### The data ###
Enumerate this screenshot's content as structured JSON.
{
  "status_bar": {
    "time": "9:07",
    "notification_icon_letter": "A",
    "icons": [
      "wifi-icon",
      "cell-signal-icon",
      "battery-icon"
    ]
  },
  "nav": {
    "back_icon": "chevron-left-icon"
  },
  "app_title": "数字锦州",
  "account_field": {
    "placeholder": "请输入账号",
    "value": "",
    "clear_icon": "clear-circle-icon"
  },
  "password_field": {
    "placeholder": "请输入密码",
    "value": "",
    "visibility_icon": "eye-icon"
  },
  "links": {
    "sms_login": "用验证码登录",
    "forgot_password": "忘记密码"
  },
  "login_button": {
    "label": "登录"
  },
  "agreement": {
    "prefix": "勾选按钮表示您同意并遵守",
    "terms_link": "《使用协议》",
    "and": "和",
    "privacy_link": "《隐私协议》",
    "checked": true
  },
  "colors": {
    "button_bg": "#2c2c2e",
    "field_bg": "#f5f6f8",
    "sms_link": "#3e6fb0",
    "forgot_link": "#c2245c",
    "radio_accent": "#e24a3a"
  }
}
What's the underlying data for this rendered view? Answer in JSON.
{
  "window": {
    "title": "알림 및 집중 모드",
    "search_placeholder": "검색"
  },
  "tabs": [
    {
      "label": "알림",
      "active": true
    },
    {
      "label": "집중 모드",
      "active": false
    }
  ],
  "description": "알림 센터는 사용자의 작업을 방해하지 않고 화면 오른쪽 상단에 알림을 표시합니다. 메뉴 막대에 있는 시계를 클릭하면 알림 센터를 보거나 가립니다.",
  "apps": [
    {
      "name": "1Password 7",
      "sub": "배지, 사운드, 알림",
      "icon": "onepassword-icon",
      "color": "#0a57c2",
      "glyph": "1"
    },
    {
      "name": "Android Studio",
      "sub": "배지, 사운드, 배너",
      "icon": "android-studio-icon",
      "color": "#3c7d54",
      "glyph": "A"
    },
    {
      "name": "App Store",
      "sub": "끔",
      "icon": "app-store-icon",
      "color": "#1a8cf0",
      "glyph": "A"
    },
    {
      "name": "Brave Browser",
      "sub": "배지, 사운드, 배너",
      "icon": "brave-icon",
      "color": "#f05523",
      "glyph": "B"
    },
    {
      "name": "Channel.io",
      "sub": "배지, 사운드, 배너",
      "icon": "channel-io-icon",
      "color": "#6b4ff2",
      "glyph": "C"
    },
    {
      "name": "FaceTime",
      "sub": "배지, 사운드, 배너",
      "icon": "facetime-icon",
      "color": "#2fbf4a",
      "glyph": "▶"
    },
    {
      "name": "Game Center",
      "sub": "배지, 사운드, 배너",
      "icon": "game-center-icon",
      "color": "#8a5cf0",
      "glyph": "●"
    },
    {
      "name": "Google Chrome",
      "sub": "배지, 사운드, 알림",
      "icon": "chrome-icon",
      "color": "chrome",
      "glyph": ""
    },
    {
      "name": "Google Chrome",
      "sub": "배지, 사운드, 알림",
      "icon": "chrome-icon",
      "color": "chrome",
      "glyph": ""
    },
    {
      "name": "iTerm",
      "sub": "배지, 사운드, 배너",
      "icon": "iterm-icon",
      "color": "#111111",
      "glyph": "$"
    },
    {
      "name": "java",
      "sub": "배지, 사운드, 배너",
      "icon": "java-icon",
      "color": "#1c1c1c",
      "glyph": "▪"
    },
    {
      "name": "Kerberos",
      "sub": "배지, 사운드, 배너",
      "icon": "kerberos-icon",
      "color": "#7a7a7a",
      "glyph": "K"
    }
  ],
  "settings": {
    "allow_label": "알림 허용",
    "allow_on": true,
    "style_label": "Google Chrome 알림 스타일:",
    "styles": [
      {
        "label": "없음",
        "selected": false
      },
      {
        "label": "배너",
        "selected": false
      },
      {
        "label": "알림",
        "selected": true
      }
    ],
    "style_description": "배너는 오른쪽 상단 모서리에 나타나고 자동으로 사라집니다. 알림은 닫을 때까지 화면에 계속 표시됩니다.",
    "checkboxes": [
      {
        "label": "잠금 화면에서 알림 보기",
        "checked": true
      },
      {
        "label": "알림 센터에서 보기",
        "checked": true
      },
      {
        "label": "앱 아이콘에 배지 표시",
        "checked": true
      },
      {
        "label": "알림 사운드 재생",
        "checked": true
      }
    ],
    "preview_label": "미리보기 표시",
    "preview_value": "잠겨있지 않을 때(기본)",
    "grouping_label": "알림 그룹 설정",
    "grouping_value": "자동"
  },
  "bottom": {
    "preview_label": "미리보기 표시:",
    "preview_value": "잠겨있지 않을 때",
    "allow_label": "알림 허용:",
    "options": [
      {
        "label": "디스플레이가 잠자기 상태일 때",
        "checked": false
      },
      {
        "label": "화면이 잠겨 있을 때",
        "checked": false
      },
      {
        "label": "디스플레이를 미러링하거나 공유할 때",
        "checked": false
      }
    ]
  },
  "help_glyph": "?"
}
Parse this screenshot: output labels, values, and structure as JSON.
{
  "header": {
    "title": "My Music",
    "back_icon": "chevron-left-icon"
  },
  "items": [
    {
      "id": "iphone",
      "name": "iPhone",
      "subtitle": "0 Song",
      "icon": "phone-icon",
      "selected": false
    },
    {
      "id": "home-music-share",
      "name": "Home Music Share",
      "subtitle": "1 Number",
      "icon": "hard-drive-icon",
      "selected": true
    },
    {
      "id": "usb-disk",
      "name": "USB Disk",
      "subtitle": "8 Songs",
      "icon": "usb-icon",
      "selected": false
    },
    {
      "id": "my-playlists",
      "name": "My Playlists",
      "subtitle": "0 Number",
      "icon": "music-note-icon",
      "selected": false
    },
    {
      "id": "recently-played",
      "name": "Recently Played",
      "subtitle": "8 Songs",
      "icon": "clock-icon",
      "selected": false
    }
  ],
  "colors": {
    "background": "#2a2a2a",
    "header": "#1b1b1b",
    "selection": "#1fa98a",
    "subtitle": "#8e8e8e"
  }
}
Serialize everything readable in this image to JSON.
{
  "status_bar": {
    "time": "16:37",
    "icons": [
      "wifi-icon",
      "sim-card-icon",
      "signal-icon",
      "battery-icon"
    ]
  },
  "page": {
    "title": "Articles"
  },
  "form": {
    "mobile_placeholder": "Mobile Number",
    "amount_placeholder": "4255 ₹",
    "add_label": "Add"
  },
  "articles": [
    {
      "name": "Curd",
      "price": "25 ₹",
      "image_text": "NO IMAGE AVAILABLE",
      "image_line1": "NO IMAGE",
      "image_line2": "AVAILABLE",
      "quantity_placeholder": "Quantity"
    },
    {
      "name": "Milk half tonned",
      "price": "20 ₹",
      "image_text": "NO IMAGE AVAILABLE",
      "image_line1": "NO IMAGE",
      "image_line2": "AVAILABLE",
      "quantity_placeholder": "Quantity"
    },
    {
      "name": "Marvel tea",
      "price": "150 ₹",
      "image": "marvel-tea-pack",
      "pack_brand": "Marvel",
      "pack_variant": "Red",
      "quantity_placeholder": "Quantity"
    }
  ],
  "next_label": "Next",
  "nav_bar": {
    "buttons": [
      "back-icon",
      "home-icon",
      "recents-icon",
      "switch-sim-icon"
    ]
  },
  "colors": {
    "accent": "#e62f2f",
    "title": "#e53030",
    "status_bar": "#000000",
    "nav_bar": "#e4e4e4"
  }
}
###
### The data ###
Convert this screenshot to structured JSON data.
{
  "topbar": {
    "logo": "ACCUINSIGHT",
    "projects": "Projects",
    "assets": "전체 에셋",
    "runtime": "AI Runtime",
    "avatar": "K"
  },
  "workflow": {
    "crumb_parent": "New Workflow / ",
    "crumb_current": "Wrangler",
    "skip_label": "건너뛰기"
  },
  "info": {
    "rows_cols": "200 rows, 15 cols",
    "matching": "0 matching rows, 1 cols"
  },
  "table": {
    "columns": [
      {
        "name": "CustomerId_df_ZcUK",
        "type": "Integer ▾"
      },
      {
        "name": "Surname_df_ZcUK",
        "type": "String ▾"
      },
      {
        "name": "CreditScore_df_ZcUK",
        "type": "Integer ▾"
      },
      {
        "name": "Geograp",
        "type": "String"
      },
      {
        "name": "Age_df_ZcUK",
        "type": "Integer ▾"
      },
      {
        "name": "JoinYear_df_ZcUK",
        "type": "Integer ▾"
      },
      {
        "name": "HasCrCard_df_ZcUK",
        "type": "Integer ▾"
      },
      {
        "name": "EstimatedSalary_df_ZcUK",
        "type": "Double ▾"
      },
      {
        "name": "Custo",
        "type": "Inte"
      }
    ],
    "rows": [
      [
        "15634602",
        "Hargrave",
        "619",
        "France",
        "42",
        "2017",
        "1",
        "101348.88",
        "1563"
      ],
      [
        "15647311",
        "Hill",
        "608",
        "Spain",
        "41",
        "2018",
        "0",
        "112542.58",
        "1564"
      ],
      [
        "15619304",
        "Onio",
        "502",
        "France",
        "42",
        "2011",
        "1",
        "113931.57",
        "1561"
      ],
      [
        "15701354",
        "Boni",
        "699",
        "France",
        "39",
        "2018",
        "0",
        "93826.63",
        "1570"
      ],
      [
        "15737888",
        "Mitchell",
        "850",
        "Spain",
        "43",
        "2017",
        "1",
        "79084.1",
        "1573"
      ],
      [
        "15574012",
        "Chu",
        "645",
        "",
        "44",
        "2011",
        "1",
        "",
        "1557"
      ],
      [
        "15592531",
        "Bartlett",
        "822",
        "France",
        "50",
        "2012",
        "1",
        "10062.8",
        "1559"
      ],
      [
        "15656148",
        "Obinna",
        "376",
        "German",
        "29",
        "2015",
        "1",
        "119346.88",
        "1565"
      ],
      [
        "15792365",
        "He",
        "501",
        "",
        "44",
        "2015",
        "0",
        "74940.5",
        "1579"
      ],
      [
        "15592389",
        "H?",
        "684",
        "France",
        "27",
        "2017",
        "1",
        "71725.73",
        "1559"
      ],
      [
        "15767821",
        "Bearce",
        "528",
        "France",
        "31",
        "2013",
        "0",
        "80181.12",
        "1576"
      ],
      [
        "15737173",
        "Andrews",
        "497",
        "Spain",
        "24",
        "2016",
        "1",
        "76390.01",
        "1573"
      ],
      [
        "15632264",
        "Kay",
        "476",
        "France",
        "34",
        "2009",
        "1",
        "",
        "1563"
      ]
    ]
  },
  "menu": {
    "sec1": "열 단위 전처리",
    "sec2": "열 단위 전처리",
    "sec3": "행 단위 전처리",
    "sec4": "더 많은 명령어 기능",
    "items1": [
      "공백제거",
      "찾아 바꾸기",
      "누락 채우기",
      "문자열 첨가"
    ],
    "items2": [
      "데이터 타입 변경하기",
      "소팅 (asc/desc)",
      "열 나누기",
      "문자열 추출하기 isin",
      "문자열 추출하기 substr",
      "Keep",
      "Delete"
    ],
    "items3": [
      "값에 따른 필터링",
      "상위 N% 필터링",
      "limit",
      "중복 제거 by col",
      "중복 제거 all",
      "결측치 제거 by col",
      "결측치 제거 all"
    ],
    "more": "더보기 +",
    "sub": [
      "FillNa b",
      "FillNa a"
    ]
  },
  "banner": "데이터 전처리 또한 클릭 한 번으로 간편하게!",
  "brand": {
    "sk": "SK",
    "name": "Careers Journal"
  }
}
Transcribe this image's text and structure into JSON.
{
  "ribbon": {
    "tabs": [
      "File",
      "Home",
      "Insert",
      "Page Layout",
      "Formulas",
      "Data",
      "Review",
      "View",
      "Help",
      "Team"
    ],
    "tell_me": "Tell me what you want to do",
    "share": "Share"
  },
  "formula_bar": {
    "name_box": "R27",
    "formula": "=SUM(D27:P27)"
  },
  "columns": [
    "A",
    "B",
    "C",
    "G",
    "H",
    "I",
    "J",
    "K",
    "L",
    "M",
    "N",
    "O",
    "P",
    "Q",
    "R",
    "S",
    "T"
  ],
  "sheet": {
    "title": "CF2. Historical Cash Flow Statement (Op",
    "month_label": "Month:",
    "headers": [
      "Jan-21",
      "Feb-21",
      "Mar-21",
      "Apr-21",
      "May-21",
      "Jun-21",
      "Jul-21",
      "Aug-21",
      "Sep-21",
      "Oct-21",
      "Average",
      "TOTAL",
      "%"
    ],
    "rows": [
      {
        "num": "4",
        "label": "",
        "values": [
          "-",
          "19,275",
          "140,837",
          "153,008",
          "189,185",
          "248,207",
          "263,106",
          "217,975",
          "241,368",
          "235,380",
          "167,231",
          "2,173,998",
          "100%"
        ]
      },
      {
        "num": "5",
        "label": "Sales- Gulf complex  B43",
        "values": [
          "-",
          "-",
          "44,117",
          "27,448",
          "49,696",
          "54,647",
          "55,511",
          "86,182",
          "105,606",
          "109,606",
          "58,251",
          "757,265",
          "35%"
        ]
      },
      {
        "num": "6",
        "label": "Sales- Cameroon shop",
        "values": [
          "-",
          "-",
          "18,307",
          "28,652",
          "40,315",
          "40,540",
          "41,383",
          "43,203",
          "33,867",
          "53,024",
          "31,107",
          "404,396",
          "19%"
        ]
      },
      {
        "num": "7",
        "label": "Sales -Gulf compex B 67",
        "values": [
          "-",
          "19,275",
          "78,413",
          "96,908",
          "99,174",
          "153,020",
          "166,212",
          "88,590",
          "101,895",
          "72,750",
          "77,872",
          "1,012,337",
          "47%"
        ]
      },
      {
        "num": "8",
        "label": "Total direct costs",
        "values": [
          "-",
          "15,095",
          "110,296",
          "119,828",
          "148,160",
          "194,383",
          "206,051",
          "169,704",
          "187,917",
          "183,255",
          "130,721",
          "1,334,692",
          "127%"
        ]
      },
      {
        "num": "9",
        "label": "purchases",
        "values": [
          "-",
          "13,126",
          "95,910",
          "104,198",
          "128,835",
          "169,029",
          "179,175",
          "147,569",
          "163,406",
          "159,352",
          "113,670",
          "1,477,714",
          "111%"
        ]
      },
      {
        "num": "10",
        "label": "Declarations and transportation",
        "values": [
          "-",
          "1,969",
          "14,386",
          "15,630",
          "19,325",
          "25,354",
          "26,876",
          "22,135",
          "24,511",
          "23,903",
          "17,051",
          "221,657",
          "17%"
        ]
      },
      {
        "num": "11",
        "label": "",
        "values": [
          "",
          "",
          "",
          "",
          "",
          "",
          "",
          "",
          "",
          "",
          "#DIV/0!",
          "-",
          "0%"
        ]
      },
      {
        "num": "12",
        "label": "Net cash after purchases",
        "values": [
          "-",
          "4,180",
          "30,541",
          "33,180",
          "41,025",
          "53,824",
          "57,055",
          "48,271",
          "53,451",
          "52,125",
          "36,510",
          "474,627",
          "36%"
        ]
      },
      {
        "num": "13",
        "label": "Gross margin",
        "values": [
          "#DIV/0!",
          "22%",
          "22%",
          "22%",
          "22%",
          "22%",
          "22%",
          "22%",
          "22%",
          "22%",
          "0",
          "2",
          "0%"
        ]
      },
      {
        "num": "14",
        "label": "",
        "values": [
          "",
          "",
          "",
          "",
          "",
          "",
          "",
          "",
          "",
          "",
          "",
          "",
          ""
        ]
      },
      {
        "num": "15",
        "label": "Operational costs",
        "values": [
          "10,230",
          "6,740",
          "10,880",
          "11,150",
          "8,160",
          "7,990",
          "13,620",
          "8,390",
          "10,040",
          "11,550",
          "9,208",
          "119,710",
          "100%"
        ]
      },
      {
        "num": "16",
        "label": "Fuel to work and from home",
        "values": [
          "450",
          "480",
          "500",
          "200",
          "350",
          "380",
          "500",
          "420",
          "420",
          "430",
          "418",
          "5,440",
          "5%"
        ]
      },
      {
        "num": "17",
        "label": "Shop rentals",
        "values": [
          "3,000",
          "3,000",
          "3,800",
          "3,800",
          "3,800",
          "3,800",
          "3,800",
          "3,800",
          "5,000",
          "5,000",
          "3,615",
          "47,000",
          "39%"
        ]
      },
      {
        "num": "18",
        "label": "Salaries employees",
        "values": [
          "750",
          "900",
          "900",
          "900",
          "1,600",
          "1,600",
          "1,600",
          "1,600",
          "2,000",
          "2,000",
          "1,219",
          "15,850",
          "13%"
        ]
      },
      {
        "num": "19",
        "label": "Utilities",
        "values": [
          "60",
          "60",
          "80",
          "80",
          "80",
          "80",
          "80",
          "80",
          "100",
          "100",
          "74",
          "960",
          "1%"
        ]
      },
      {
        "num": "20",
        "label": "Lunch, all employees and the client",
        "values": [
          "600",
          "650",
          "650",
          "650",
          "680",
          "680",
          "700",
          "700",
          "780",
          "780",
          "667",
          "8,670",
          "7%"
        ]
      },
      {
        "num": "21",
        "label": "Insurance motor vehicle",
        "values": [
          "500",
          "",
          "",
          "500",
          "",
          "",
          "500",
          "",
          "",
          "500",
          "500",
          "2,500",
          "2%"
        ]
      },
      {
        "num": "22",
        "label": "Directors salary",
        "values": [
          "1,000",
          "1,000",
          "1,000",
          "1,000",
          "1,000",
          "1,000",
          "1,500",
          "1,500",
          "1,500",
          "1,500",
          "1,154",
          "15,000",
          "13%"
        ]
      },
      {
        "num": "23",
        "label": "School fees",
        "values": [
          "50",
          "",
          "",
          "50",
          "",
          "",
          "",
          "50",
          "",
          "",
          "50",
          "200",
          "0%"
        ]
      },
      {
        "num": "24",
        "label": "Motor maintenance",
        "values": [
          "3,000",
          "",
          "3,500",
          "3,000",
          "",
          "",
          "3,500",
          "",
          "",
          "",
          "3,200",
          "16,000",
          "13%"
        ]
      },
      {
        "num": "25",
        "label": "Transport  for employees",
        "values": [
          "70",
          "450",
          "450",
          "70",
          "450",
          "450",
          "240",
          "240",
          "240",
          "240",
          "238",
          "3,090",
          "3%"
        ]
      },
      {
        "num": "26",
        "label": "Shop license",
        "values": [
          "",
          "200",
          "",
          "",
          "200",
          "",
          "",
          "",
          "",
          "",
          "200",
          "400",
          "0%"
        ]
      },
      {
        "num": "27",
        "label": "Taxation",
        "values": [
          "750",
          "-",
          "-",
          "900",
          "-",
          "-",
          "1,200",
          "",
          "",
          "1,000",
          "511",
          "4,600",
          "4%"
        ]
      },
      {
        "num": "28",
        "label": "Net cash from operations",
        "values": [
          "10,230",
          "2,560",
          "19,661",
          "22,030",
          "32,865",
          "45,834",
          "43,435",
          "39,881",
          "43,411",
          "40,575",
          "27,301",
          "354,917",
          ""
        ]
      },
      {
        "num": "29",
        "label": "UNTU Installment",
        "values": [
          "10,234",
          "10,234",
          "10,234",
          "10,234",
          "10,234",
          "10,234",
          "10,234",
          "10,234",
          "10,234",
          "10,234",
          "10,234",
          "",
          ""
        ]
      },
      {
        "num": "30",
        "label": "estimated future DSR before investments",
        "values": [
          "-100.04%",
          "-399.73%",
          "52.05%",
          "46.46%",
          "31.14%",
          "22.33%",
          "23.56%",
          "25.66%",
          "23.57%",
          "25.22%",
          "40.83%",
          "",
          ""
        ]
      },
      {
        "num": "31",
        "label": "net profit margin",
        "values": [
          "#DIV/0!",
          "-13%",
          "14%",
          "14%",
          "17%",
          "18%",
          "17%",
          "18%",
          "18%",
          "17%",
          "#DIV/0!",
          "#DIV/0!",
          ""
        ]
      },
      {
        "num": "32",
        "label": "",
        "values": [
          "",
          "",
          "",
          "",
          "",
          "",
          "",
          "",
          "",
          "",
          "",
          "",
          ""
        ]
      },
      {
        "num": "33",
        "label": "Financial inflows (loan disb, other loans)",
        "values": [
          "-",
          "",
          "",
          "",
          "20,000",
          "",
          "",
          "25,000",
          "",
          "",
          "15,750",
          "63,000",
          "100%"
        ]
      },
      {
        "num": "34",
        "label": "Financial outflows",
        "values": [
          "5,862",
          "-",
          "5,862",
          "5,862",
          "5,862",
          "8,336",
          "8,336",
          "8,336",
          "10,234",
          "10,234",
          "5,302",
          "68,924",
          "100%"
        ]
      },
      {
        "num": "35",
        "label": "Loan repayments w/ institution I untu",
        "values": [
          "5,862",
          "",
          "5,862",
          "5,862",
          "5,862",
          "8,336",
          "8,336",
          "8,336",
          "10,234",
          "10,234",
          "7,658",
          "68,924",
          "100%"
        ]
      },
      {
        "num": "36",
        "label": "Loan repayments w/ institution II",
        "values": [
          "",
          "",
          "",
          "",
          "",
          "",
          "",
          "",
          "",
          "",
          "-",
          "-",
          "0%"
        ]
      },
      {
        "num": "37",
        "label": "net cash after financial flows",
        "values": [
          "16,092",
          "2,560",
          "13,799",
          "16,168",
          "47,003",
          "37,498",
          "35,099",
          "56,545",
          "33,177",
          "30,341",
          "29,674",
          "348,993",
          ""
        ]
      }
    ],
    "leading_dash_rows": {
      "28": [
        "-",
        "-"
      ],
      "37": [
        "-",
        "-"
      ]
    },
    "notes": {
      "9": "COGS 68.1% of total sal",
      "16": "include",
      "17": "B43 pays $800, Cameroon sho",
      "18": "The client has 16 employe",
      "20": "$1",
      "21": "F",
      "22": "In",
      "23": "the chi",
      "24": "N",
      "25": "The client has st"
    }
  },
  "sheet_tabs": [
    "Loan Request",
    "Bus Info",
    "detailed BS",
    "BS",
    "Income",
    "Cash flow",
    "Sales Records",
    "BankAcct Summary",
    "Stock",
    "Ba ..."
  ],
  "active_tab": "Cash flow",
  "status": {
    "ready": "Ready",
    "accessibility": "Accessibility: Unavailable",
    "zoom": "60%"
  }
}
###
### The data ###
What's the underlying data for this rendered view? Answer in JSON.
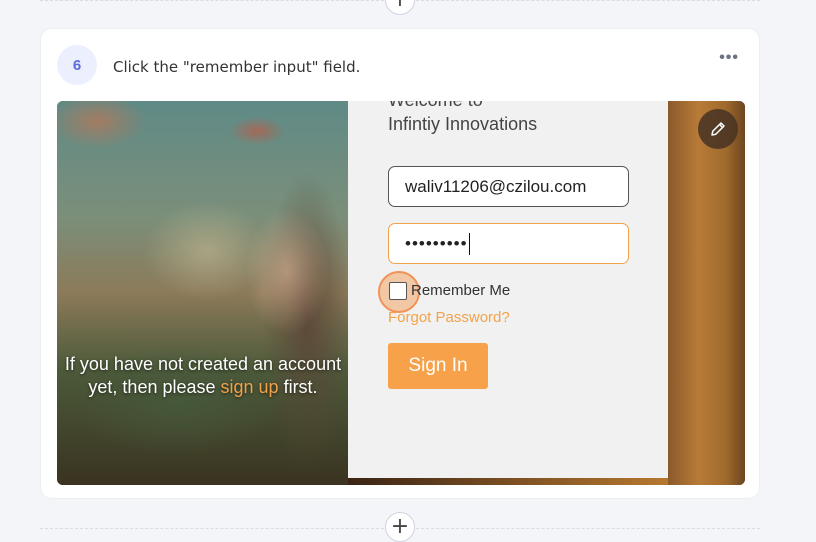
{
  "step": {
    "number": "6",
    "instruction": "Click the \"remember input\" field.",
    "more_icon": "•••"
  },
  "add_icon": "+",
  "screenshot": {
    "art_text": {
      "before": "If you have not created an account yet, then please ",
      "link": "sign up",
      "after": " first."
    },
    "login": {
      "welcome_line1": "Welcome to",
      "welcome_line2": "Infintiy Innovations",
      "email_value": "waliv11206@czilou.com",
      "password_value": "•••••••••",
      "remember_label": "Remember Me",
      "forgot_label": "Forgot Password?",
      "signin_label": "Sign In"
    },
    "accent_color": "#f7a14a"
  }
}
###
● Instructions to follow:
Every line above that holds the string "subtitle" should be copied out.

● Final answer:
      "subtitle": "0 Song",
      "subtitle": "1 Number",
      "subtitle": "8 Songs",
      "subtitle": "0 Number",
      "subtitle": "8 Songs",
    "subtitle": "#8e8e8e"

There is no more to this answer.